Note: If there is only one appositive (which renames a noun), then you should set that off with commas, not dashes, for example:

The best waiter, Alain, can speak three languages.

In dialogue, dashes are used to indicate interrupted speech.

“But I—But you said— … wait, what?” stammered Edna.

Dashes can also be used to emphasize a sentence.

Of course, I’ll sign a prenuptial agreement—as long as it’s in my favor.

Type the dashes in correctly.

  • wikiHow or wikiPedia: Use — to express an em dash. The & symbol (ampersand) lets the system know that a code may be coming up. The ; (semicolon) ends the code. Similarly, use – for an en dash.
  • When using a word processor, such as Microsoft Word, type two hyphens in between the words you wish to separate, leaving no spaces in between the words and the hyphens. The processor will automatically change the two hyphens into an em dash.
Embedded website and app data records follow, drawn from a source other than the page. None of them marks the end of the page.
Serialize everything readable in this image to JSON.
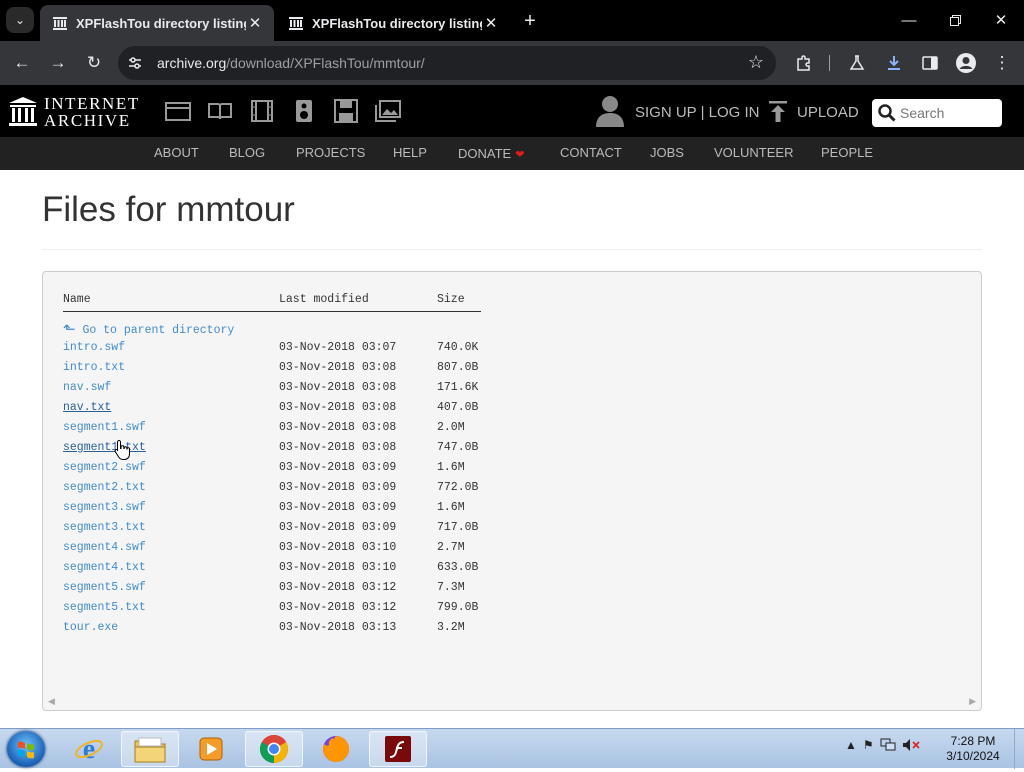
{
  "browser": {
    "tabs": [
      {
        "title": "XPFlashTou directory listing",
        "active": true
      },
      {
        "title": "XPFlashTou directory listing",
        "active": false
      }
    ],
    "url_host": "archive.org",
    "url_path": "/download/XPFlashTou/mmtour/"
  },
  "ia": {
    "logo_line1": "INTERNET",
    "logo_line2": "ARCHIVE",
    "signup_label": "SIGN UP | LOG IN",
    "upload_label": "UPLOAD",
    "search_placeholder": "Search",
    "nav": [
      "ABOUT",
      "BLOG",
      "PROJECTS",
      "HELP",
      "DONATE",
      "CONTACT",
      "JOBS",
      "VOLUNTEER",
      "PEOPLE"
    ]
  },
  "page": {
    "title": "Files for mmtour",
    "col_name": "Name",
    "col_modified": "Last modified",
    "col_size": "Size",
    "parent_link": "Go to parent directory",
    "files": [
      {
        "name": "intro.swf",
        "modified": "03-Nov-2018 03:07",
        "size": "740.0K"
      },
      {
        "name": "intro.txt",
        "modified": "03-Nov-2018 03:08",
        "size": "807.0B"
      },
      {
        "name": "nav.swf",
        "modified": "03-Nov-2018 03:08",
        "size": "171.6K"
      },
      {
        "name": "nav.txt",
        "modified": "03-Nov-2018 03:08",
        "size": "407.0B"
      },
      {
        "name": "segment1.swf",
        "modified": "03-Nov-2018 03:08",
        "size": "2.0M"
      },
      {
        "name": "segment1.txt",
        "modified": "03-Nov-2018 03:08",
        "size": "747.0B"
      },
      {
        "name": "segment2.swf",
        "modified": "03-Nov-2018 03:09",
        "size": "1.6M"
      },
      {
        "name": "segment2.txt",
        "modified": "03-Nov-2018 03:09",
        "size": "772.0B"
      },
      {
        "name": "segment3.swf",
        "modified": "03-Nov-2018 03:09",
        "size": "1.6M"
      },
      {
        "name": "segment3.txt",
        "modified": "03-Nov-2018 03:09",
        "size": "717.0B"
      },
      {
        "name": "segment4.swf",
        "modified": "03-Nov-2018 03:10",
        "size": "2.7M"
      },
      {
        "name": "segment4.txt",
        "modified": "03-Nov-2018 03:10",
        "size": "633.0B"
      },
      {
        "name": "segment5.swf",
        "modified": "03-Nov-2018 03:12",
        "size": "7.3M"
      },
      {
        "name": "segment5.txt",
        "modified": "03-Nov-2018 03:12",
        "size": "799.0B"
      },
      {
        "name": "tour.exe",
        "modified": "03-Nov-2018 03:13",
        "size": "3.2M"
      }
    ]
  },
  "taskbar": {
    "time": "7:28 PM",
    "date": "3/10/2024",
    "apps": [
      "internet-explorer",
      "file-explorer",
      "media-player",
      "chrome",
      "firefox",
      "flash-player"
    ]
  },
  "colors": {
    "link": "#428bca",
    "ia_bar": "#000000",
    "ia_nav": "#222222",
    "donate_heart": "#e21b1b"
  }
}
  • Wrong: We saw two movies at the theater today—but I didn’t really like either of them.
  • Right: We saw two movies at the theater today—but I didn’t really like either of them.
  • Wrong: My best friend—Sam—went to the doctor with me today.
  • Right use of commas: My best friend, Sam, went to the doctor with me today.
  • Right use of the dash: Sam—even though she fears clinics terribly—went to the doctor with me today.
    Note: The last example using ‘Sam’ is not an appositive; the set off item is a subordinate clause.


  • Use dashes instead of parentheses when the note you are making is more connected to the initial sentence, as parentheses usually indicate a more separate or personal thought. Use dashes, instead of commas, when the note breaks up the flow of a sentence, as commas are typically used for an item that fits in more.
  • When using a dash—in terms of explanations or listings—in a formal paper, it is recommended to rearrange the sentence so that a colon could be used instead; dashes tend to interrupt the sentence, which is not the desired tone of a formal paper.


Article provided by wikiHow, a wiki how-to manual. Please edit this article and find author credits at the original wikiHow article on How to Use a Dash in an English Sentence. All content on wikiHow can be shared under a Creative Commons license.